In January, a 14-year-old boy was arrested at Brighton station with 12 rocks of crack cocaine.
Efforts are made to safeguard any vulnerable or exploited person arrested as part of County Lines, referring them to services built to encourage and support the person away from dangerous criminal activity.
Thirteen people have been referred to the National Referral Mechanism for safeguarding since the Taskforce began.
The 27-year-old from Wigan, who was arrested at Liverpool Lime Street, was arrested on suspicion of carrying a Class B drug with intent to supply. He has been released under investigation while officers carry out further enquiries.
The baby has since been taken into the care of the social services.
Taskforce lead, Detective Superintendent Gareth Williams said: “Our Taskforce is in a unique position, we operate nationally and target County Lines activity across the railway network.
“Our experience has proven that gangs who use the railway network rely on younger people to move drugs.

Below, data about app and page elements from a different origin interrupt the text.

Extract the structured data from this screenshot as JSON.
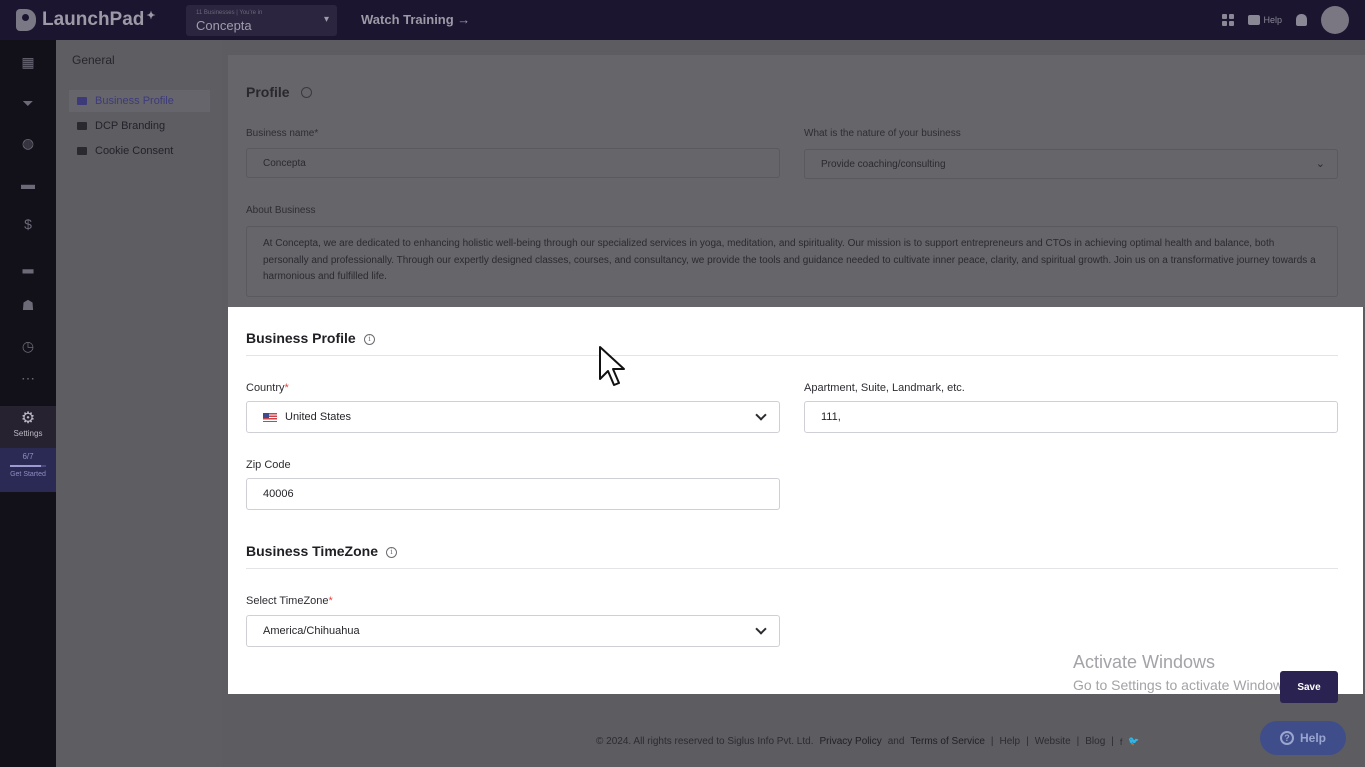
{
  "app": {
    "name": "LaunchPad",
    "accent": "#2a2250"
  },
  "topbar": {
    "business_caption": "11 Businesses | You're in",
    "business_name": "Concepta",
    "watch_training": "Watch Training →",
    "help_label": "Help"
  },
  "rail": {
    "icons": [
      "dashboard-icon",
      "funnel-icon",
      "globe-icon",
      "video-icon",
      "dollar-icon",
      "chart-icon",
      "community-icon",
      "clock-icon",
      "more-icon"
    ],
    "settings_label": "Settings",
    "progress_text": "6/7",
    "progress_fraction": 0.857,
    "get_started": "Get Started"
  },
  "subnav": {
    "heading": "General",
    "items": [
      {
        "label": "Business Profile",
        "icon": "card-icon"
      },
      {
        "label": "DCP Branding",
        "icon": "flag-icon"
      },
      {
        "label": "Cookie Consent",
        "icon": "cookie-icon"
      }
    ]
  },
  "profile": {
    "title": "Profile",
    "business_name_label": "Business name",
    "business_name_value": "Concepta",
    "nature_label": "What is the nature of your business",
    "nature_value": "Provide coaching/consulting",
    "about_label": "About Business",
    "about_value": "At Concepta, we are dedicated to enhancing holistic well-being through our specialized services in yoga, meditation, and spirituality. Our mission is to support entrepreneurs and CTOs in achieving optimal health and balance, both personally and professionally. Through our expertly designed classes, courses, and consultancy, we provide the tools and guidance needed to cultivate inner peace, clarity, and spiritual growth. Join us on a transformative journey towards a harmonious and fulfilled life."
  },
  "business_profile": {
    "title": "Business Profile",
    "country_label": "Country",
    "country_value": "United States",
    "apartment_label": "Apartment, Suite, Landmark, etc.",
    "apartment_value": "111,",
    "zip_label": "Zip Code",
    "zip_value": "40006"
  },
  "timezone": {
    "title": "Business TimeZone",
    "select_label": "Select TimeZone",
    "select_value": "America/Chihuahua"
  },
  "actions": {
    "save_label": "Save"
  },
  "watermark": {
    "line1": "Activate Windows",
    "line2": "Go to Settings to activate Windows."
  },
  "footer": {
    "copyright": "© 2024. All rights reserved to Siglus Info Pvt. Ltd.",
    "privacy": "Privacy Policy",
    "and": "and",
    "terms": "Terms of Service",
    "links": [
      "Help",
      "Website",
      "Blog"
    ],
    "sep": "|"
  },
  "help_button": {
    "label": "Help"
  }
}
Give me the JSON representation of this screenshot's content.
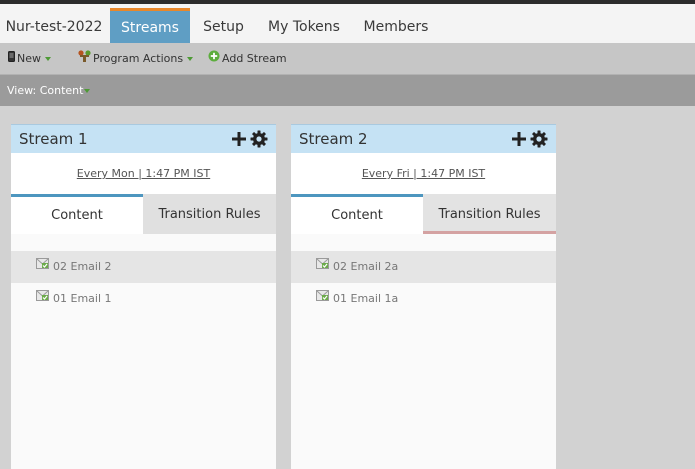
{
  "tabs": [
    {
      "label": "Nur-test-2022",
      "active": false
    },
    {
      "label": "Streams",
      "active": true
    },
    {
      "label": "Setup",
      "active": false
    },
    {
      "label": "My Tokens",
      "active": false
    },
    {
      "label": "Members",
      "active": false
    }
  ],
  "toolbar": {
    "new_label": "New",
    "program_actions_label": "Program Actions",
    "add_stream_label": "Add Stream"
  },
  "view": {
    "label": "View: Content"
  },
  "streams": [
    {
      "title": "Stream 1",
      "schedule": "Every Mon  |  1:47 PM IST",
      "content_tab": "Content",
      "transition_tab": "Transition Rules",
      "items": [
        {
          "label": "02 Email 2",
          "highlighted": true
        },
        {
          "label": "01 Email 1",
          "highlighted": false
        }
      ]
    },
    {
      "title": "Stream 2",
      "schedule": "Every Fri  |  1:47 PM IST",
      "content_tab": "Content",
      "transition_tab": "Transition Rules",
      "items": [
        {
          "label": "02 Email 2a",
          "highlighted": true
        },
        {
          "label": "01 Email 1a",
          "highlighted": false
        }
      ]
    }
  ],
  "colors": {
    "active_tab": "#5f9ec4",
    "active_tab_accent": "#e8872a",
    "stream_header": "#c5e2f4",
    "content_tab_accent": "#4d96bf"
  },
  "icons": {
    "new": "mobile-device-icon",
    "program_actions": "program-actions-icon",
    "add_stream": "add-circle-icon",
    "stream_add": "plus-icon",
    "stream_settings": "gear-icon",
    "email": "email-icon"
  }
}
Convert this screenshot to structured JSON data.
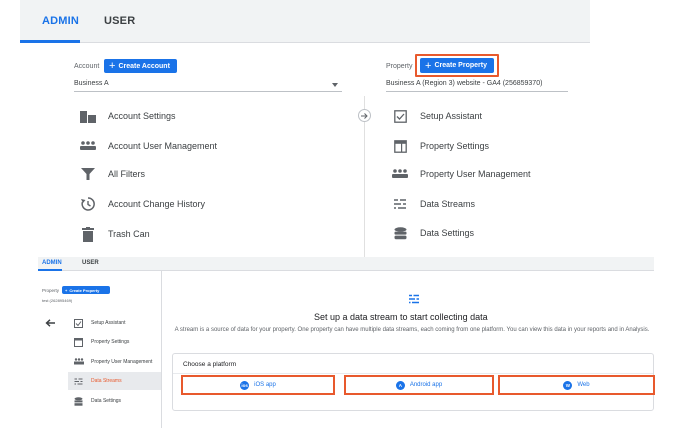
{
  "top": {
    "tabs": {
      "admin": "ADMIN",
      "user": "USER"
    },
    "account": {
      "label": "Account",
      "create_button": "Create Account",
      "selected": "Business A",
      "items": [
        {
          "label": "Account Settings",
          "icon": "account-settings-icon"
        },
        {
          "label": "Account User Management",
          "icon": "people-icon"
        },
        {
          "label": "All Filters",
          "icon": "filter-icon"
        },
        {
          "label": "Account Change History",
          "icon": "history-icon"
        },
        {
          "label": "Trash Can",
          "icon": "trash-icon"
        }
      ]
    },
    "property": {
      "label": "Property",
      "create_button": "Create Property",
      "selected": "Business A (Region 3) website - GA4 (256859370)",
      "items": [
        {
          "label": "Setup Assistant",
          "icon": "checkbox-icon"
        },
        {
          "label": "Property Settings",
          "icon": "property-settings-icon"
        },
        {
          "label": "Property User Management",
          "icon": "people-icon"
        },
        {
          "label": "Data Streams",
          "icon": "data-streams-icon"
        },
        {
          "label": "Data Settings",
          "icon": "database-icon"
        }
      ]
    }
  },
  "bottom": {
    "tabs": {
      "admin": "ADMIN",
      "user": "USER"
    },
    "sidebar": {
      "property_label": "Property",
      "create_button": "Create Property",
      "selected": "test (262895469)",
      "items": [
        {
          "label": "Setup Assistant"
        },
        {
          "label": "Property Settings"
        },
        {
          "label": "Property User Management"
        },
        {
          "label": "Data Streams"
        },
        {
          "label": "Data Settings"
        }
      ]
    },
    "main": {
      "heading": "Set up a data stream to start collecting data",
      "description": "A stream is a source of data for your property. One property can have multiple data streams, each coming from one platform. You can view this data in your reports and in Analysis.",
      "choose_platform": "Choose a platform",
      "platforms": [
        {
          "label": "iOS app",
          "glyph": "🛠"
        },
        {
          "label": "Android app",
          "glyph": "A"
        },
        {
          "label": "Web",
          "glyph": "W"
        }
      ]
    },
    "colors": {
      "accent": "#1a73e8",
      "highlight": "#e8592d",
      "active_row": "#e8eaed"
    }
  }
}
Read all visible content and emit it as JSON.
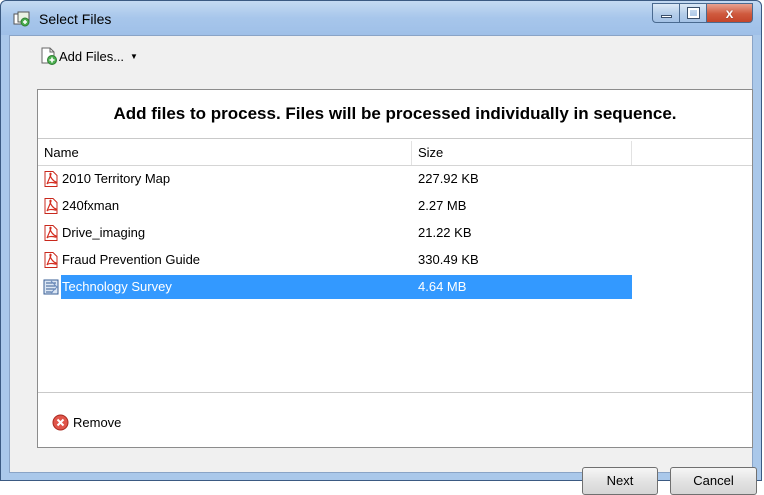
{
  "window": {
    "title": "Select Files",
    "controls": {
      "minimize": "",
      "maximize": "",
      "close": "x"
    }
  },
  "toolbar": {
    "add_files_label": "Add Files...",
    "add_files_caret": "▼"
  },
  "panel": {
    "headline": "Add files to process. Files will be processed individually in sequence.",
    "columns": [
      "Name",
      "Size",
      ""
    ],
    "rows": [
      {
        "name": "2010 Territory Map",
        "size": "227.92 KB",
        "icon": "pdf-icon",
        "selected": false
      },
      {
        "name": "240fxman",
        "size": "2.27 MB",
        "icon": "pdf-icon",
        "selected": false
      },
      {
        "name": "Drive_imaging",
        "size": "21.22 KB",
        "icon": "pdf-icon",
        "selected": false
      },
      {
        "name": "Fraud Prevention Guide",
        "size": "330.49 KB",
        "icon": "pdf-icon",
        "selected": false
      },
      {
        "name": "Technology Survey",
        "size": "4.64 MB",
        "icon": "document-icon",
        "selected": true
      }
    ],
    "remove_label": "Remove"
  },
  "buttons": {
    "next": "Next",
    "cancel": "Cancel"
  },
  "colors": {
    "selection": "#3399ff",
    "pdf_red": "#d42b1e"
  }
}
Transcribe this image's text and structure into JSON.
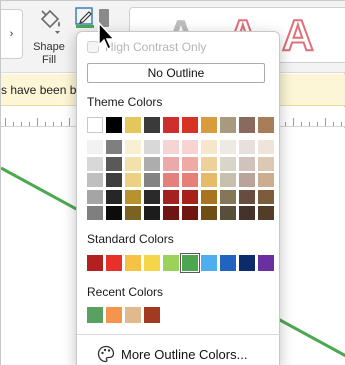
{
  "ribbon": {
    "scroll_left_glyph": "›",
    "shape_fill_label": "Shape Fill",
    "outline_icon": "pen-outline-icon",
    "text_style_glyph": "A"
  },
  "infobar": {
    "text": "s have been b"
  },
  "menu": {
    "high_contrast_label": "High Contrast Only",
    "no_outline_label": "No Outline",
    "theme_colors_label": "Theme Colors",
    "theme_top_row": [
      "#ffffff",
      "#000000",
      "#e4c75c",
      "#3a3a3a",
      "#cf2f2c",
      "#d83227",
      "#d89c3c",
      "#a89a7f",
      "#8a6a5c",
      "#a87e58"
    ],
    "theme_shades": [
      [
        "#f2f2f2",
        "#7f7f7f",
        "#f9f0d4",
        "#d8d8d8",
        "#f5d5d4",
        "#f7d4d1",
        "#f6e6cc",
        "#eceae3",
        "#e8e0dc",
        "#eee4d9"
      ],
      [
        "#d8d8d8",
        "#595959",
        "#f3e1aa",
        "#adadad",
        "#ebaaa8",
        "#efaaa4",
        "#eed09b",
        "#dad5c9",
        "#d1c2bb",
        "#dcc9b4"
      ],
      [
        "#bfbfbf",
        "#3f3f3f",
        "#ecd180",
        "#838383",
        "#e2807d",
        "#e67f77",
        "#e5bb6a",
        "#c7c0ae",
        "#b9a39a",
        "#cbad8f"
      ],
      [
        "#a5a5a5",
        "#262626",
        "#b79330",
        "#2a2a2a",
        "#a3211f",
        "#a82119",
        "#a8741f",
        "#847659",
        "#674c40",
        "#7d5c3c"
      ],
      [
        "#7f7f7f",
        "#0c0c0c",
        "#7a6220",
        "#1c1c1c",
        "#6d1614",
        "#701611",
        "#704d15",
        "#584f3b",
        "#45332b",
        "#533d28"
      ]
    ],
    "standard_colors_label": "Standard Colors",
    "standard_colors": [
      "#b2201f",
      "#e8302a",
      "#f5c244",
      "#f5d649",
      "#9bd35a",
      "#4ca54f",
      "#4eaef0",
      "#2064c0",
      "#0d2a6b",
      "#6a2fa0"
    ],
    "selected_standard_index": 5,
    "recent_colors_label": "Recent Colors",
    "recent_colors": [
      "#59a062",
      "#f3954d",
      "#e0b98c",
      "#a43922"
    ],
    "more_colors_label": "More Outline Colors...",
    "more_colors_icon": "palette-icon"
  },
  "canvas": {
    "line_color": "#4ea852"
  }
}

These individuals are victims, forced through exploitation or intimidation into desperate situations, and it’s always our priority to make support available that can get them out of harm and away from crime.
“Since December, we’ve been carrying out operations on a daily basis, always based on developing intelligence that shows where gangs are operating. We get part of our information through working in partnership with other law enforcement agencies, but also importantly through the support of the rail industry who train their staff to spot signs of exploitation.
“Key indicators include a young child travelling long distances, alone with a large amount of cash, or avoiding any sort of authority at stations. These indicators are small but invaluable and help inform where we target next. This is an evolving understanding of County Lines offending and we are prepared to tackle it, wherever the intelligence leads us.”